| TASK REQUIREMENTS |
Report how many lines in the following entries contain "General". Nothing else should be given.

(Saved entries)
+===+
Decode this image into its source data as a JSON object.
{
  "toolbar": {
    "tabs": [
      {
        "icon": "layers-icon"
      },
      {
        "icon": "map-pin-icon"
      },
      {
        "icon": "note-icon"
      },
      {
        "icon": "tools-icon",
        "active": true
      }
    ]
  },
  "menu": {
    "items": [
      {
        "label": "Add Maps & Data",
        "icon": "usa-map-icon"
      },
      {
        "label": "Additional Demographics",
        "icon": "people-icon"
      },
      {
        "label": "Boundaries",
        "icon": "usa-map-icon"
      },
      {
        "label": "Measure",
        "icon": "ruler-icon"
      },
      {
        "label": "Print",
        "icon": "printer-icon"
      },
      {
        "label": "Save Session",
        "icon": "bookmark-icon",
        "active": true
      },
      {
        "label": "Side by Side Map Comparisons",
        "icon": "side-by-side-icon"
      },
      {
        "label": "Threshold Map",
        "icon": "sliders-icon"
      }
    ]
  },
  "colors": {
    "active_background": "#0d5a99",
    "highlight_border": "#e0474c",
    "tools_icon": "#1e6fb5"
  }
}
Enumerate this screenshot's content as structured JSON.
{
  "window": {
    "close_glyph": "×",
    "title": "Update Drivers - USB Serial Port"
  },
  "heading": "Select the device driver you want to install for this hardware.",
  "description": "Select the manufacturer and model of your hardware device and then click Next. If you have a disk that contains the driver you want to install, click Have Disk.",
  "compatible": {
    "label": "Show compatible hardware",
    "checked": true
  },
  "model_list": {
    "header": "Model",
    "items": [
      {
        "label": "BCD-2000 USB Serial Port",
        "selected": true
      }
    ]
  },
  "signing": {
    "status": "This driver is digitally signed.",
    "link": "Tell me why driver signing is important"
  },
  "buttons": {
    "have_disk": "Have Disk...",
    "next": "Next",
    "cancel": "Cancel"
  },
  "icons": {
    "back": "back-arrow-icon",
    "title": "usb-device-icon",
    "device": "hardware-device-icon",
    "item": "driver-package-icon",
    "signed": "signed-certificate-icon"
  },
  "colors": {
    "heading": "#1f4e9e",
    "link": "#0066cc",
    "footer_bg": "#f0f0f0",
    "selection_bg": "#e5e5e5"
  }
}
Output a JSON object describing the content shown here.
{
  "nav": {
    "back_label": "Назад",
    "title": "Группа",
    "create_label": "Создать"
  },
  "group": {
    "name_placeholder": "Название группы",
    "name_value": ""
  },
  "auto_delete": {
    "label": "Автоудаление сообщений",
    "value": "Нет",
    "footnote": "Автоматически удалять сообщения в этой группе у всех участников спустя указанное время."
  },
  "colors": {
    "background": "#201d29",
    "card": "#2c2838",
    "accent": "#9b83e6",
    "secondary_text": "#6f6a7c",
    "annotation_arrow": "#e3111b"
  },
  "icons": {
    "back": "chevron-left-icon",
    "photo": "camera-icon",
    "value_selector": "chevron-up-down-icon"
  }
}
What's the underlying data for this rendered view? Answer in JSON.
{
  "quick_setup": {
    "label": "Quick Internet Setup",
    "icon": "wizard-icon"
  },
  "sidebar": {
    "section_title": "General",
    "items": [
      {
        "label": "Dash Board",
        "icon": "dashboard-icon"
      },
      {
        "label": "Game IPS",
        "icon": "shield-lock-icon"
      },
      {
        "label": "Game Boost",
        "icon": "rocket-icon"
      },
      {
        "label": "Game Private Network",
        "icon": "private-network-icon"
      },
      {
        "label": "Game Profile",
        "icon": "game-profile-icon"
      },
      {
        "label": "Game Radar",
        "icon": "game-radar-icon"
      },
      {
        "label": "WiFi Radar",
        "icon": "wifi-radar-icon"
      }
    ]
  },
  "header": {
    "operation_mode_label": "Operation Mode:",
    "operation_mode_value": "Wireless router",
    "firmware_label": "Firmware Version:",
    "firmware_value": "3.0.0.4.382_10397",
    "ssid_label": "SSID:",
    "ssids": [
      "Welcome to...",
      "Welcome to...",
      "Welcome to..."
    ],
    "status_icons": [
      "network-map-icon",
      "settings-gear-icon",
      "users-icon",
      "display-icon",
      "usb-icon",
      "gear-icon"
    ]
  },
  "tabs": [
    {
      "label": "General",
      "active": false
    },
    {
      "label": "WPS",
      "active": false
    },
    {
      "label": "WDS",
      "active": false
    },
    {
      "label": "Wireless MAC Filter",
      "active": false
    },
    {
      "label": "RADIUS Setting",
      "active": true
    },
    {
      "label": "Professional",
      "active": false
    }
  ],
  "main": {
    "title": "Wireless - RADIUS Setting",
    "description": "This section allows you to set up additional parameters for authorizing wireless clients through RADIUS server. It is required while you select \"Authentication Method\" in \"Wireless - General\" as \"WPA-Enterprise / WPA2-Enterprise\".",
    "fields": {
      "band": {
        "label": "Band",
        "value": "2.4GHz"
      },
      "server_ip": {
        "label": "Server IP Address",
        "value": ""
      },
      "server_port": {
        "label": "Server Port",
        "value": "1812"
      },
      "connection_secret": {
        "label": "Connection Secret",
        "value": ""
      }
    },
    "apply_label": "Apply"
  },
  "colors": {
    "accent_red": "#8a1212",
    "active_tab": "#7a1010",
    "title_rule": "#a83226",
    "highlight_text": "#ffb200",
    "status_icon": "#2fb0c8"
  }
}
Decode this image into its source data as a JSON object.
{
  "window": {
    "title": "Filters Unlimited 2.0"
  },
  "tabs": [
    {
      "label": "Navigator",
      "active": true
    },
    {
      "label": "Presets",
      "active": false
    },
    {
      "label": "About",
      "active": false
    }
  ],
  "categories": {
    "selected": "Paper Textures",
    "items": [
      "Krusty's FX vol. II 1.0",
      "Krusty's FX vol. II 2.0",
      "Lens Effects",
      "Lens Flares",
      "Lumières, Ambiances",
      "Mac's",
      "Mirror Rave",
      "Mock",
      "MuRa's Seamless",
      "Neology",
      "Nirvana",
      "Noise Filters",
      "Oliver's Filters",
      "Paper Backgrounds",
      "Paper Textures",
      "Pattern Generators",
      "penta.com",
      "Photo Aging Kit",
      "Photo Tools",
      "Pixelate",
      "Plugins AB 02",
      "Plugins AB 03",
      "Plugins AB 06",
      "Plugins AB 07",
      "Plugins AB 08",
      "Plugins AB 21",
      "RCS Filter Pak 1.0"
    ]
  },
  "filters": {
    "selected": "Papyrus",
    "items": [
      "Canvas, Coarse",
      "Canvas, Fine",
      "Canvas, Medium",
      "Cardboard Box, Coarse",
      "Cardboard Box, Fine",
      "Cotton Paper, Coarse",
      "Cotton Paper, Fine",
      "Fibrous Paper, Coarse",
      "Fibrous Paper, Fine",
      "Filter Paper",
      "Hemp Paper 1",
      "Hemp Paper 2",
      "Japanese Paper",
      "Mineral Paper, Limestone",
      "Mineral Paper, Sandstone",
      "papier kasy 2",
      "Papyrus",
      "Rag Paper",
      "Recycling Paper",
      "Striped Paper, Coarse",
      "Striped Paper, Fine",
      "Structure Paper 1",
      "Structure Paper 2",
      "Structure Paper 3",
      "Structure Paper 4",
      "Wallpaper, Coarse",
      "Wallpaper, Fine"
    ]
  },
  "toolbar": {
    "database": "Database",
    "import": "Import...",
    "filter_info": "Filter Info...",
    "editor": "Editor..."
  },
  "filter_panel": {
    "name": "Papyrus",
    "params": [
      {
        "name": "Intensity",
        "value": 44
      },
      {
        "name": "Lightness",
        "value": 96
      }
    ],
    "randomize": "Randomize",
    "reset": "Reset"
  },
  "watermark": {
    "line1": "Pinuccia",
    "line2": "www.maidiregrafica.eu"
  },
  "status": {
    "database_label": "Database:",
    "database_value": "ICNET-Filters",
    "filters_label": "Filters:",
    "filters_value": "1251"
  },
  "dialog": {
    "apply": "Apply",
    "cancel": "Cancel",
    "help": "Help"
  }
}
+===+
| ANSWER SECTION |
3